Stored entries
"""

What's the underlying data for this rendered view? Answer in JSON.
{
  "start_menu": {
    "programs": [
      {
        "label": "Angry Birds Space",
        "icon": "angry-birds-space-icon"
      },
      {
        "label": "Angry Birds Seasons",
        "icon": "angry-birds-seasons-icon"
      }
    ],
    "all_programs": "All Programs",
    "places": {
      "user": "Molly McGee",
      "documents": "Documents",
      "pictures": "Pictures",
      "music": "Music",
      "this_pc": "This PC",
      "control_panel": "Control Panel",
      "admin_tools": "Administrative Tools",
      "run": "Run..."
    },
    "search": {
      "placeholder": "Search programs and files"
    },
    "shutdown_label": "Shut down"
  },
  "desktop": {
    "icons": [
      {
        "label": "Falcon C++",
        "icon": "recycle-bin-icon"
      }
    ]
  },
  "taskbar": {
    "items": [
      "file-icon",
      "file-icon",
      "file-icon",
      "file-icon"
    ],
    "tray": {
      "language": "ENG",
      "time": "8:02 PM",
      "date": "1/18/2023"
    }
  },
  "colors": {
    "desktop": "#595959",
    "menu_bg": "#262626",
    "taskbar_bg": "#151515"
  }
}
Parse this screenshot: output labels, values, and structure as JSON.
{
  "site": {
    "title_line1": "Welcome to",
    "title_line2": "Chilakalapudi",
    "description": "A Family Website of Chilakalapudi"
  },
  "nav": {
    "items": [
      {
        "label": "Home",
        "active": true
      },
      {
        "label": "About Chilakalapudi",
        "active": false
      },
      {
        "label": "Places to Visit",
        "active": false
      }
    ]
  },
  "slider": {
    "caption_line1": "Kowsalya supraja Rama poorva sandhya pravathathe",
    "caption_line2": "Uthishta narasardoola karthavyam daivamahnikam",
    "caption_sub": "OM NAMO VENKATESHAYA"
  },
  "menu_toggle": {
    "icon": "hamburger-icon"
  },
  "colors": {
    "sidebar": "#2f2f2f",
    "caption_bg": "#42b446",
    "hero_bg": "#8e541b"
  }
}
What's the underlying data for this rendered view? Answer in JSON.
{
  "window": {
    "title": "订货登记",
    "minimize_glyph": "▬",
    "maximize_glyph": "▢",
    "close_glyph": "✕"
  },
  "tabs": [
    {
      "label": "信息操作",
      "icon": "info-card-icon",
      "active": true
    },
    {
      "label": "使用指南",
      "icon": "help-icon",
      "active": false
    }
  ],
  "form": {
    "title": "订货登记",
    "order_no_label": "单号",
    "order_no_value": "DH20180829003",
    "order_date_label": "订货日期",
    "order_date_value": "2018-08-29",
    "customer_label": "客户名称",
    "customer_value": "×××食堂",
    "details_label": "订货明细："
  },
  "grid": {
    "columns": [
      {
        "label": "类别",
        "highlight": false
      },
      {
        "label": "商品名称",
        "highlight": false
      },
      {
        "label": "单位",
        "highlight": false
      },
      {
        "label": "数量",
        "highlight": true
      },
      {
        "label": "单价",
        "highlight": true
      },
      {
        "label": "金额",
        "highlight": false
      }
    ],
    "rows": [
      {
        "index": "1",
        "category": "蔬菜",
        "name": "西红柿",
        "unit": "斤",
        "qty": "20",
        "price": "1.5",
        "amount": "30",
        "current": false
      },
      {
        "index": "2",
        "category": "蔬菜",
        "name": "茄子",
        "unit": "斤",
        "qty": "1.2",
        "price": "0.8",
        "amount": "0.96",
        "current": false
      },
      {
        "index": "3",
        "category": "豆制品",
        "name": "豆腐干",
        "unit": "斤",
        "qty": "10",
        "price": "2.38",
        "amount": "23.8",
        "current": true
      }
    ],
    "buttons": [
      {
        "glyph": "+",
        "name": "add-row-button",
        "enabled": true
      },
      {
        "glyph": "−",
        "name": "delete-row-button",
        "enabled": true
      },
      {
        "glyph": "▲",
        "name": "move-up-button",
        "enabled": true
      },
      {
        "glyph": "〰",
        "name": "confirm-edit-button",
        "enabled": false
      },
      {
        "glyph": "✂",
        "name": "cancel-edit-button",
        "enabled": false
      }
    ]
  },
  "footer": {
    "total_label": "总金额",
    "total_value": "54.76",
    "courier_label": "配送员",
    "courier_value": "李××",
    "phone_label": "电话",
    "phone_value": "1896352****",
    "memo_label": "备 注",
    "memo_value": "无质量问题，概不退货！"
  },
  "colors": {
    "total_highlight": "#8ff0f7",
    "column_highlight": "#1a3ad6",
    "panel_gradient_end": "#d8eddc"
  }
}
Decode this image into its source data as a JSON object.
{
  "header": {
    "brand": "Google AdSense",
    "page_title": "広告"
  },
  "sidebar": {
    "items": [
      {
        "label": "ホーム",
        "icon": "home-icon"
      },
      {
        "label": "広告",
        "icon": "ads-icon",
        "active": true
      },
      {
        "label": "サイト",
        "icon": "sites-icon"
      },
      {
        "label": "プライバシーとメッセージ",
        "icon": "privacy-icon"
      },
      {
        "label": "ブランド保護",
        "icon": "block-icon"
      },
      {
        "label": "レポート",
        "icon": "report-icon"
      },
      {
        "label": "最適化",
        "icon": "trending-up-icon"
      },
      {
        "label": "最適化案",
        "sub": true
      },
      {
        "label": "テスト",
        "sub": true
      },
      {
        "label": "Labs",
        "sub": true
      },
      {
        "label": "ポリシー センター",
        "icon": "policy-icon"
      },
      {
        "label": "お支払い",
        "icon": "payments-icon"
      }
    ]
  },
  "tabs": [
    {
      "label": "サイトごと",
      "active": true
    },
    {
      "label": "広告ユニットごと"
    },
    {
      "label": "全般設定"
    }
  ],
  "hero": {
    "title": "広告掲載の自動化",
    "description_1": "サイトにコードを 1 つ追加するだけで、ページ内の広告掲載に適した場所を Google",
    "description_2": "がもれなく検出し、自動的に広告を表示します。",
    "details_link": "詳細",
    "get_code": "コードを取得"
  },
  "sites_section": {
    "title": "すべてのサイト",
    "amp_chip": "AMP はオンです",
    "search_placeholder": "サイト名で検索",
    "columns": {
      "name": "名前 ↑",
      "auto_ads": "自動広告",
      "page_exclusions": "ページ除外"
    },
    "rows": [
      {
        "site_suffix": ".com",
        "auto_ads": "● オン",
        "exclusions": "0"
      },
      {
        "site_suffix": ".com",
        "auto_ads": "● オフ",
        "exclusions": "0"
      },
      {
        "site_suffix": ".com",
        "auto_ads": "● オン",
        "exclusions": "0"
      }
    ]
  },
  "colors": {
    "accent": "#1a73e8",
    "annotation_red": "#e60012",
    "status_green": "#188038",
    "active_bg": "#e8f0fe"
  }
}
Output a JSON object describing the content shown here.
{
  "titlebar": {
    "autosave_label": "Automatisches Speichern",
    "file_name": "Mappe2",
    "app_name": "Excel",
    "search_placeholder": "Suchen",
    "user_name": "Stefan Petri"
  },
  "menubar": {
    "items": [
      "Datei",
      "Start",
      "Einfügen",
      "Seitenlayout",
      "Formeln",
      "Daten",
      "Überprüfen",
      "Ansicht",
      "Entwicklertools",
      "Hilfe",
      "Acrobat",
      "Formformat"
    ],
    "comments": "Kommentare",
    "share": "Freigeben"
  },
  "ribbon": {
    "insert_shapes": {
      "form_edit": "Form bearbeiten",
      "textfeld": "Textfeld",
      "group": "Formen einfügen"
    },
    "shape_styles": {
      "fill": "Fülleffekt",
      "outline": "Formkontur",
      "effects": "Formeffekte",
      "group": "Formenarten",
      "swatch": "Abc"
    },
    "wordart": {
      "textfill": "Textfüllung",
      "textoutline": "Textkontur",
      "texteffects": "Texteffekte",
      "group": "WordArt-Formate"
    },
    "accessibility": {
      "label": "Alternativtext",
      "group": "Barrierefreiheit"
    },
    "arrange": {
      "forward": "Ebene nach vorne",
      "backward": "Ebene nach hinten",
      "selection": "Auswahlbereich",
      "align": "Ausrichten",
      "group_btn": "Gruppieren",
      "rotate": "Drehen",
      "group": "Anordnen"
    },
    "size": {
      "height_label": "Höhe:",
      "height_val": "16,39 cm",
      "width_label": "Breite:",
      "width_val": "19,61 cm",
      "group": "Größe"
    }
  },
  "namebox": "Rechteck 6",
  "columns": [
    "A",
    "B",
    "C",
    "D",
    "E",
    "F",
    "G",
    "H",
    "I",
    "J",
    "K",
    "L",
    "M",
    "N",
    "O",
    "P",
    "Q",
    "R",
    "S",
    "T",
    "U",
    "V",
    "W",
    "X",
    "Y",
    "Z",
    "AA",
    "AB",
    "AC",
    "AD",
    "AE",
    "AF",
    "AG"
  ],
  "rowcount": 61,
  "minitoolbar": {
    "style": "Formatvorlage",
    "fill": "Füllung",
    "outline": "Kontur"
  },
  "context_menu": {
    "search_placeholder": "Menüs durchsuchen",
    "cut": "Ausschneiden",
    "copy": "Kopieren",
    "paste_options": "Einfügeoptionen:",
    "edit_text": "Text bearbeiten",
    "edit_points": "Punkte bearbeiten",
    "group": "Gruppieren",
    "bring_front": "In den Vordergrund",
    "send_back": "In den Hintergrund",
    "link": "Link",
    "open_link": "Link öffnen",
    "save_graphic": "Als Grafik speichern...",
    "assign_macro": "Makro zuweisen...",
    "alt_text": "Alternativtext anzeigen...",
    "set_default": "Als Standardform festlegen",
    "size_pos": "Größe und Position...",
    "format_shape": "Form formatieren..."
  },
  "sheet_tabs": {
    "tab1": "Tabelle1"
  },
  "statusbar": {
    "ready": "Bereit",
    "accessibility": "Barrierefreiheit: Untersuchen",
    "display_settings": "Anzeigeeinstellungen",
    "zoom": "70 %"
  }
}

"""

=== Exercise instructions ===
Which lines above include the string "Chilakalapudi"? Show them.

=== Solution for this exercise ===
    "title_line2": "Chilakalapudi",
    "description": "A Family Website of Chilakalapudi"
        "label": "About Chilakalapudi",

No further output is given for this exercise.